Patexia held an open contest asking users to locate sources that would invalidate the patent. The winner was a graduate student studying electrical engineering at one of the top five programs in the United States. The results of this contest solidify Patexia’s vision of putting expert knowledge back in the patent system.
“This milestone achievement proves our powerful model for patent novelty assessment,”
The volume and complexity of new patent applications overwhelms the current system. A 2010 Columbia Law School and IBM study assessing patent quality found that more than half the patents involved in infringement litigation were invalid [http://papers.ssrn.com/
The result is too many patents with overlapping subject matter, and that excess has become a burden. Between patent trolling and other wasteful litigation, costs to corporations and consumers are getting out of hand. America has a patent problem that is slowing innovation, and the legal system must now sort out which patents are valid and novel, and which are not.

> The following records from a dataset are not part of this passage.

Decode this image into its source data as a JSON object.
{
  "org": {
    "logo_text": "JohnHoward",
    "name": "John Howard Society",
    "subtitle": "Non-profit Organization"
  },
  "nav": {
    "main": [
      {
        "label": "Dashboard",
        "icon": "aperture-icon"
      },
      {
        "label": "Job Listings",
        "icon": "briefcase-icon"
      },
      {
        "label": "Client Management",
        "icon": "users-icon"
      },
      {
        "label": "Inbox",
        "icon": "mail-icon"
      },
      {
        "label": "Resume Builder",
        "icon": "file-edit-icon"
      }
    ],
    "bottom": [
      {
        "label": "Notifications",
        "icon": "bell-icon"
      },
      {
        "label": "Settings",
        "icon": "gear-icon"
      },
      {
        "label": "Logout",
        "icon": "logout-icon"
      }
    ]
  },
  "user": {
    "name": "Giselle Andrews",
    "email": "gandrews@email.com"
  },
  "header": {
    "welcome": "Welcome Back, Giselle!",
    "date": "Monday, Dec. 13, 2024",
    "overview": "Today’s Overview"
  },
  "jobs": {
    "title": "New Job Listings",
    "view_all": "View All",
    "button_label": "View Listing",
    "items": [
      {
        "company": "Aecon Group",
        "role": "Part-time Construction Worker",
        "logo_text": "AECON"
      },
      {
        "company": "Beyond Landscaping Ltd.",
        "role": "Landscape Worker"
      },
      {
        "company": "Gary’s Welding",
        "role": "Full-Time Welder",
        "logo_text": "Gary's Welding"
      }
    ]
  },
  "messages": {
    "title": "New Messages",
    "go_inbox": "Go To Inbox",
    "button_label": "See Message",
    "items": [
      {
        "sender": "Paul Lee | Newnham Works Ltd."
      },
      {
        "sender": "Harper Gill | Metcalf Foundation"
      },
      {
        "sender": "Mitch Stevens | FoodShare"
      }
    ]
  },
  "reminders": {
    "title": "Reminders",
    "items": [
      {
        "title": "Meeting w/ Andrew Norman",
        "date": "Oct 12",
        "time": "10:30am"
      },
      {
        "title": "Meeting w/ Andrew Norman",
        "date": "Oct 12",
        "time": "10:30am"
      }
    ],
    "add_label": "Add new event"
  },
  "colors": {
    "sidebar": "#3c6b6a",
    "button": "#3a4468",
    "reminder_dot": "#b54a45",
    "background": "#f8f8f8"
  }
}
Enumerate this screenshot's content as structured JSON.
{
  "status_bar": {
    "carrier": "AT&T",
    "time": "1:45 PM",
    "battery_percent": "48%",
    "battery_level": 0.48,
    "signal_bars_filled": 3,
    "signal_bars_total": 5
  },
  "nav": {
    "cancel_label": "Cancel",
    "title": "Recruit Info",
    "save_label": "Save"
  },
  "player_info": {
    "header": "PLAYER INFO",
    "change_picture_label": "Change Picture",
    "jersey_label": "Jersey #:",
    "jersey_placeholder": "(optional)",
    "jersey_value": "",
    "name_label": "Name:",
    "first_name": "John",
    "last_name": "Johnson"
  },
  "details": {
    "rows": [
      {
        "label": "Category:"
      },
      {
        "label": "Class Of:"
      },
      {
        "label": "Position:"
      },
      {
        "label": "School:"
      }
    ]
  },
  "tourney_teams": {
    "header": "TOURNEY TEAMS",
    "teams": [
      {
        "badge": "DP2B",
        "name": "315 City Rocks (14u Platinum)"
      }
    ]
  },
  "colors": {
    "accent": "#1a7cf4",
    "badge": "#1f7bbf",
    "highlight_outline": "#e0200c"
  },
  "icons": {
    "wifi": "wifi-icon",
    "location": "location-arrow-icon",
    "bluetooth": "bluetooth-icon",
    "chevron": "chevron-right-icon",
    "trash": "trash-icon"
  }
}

Legal professionals rely on prior art searches to make these determinations. Traditional “keyword” prior art searches can be ineffective. Instead, Patexia crowdsources these searches to subject matter experts already familiar with the ideas of the patent. In the hands of a researcher with the right expertise, the prior art search becomes almost trivial. Corporations and law firms save money on litigation expenses which can instead be used to drive innovation.
Patexia’s next contest (http://www.patexia.com/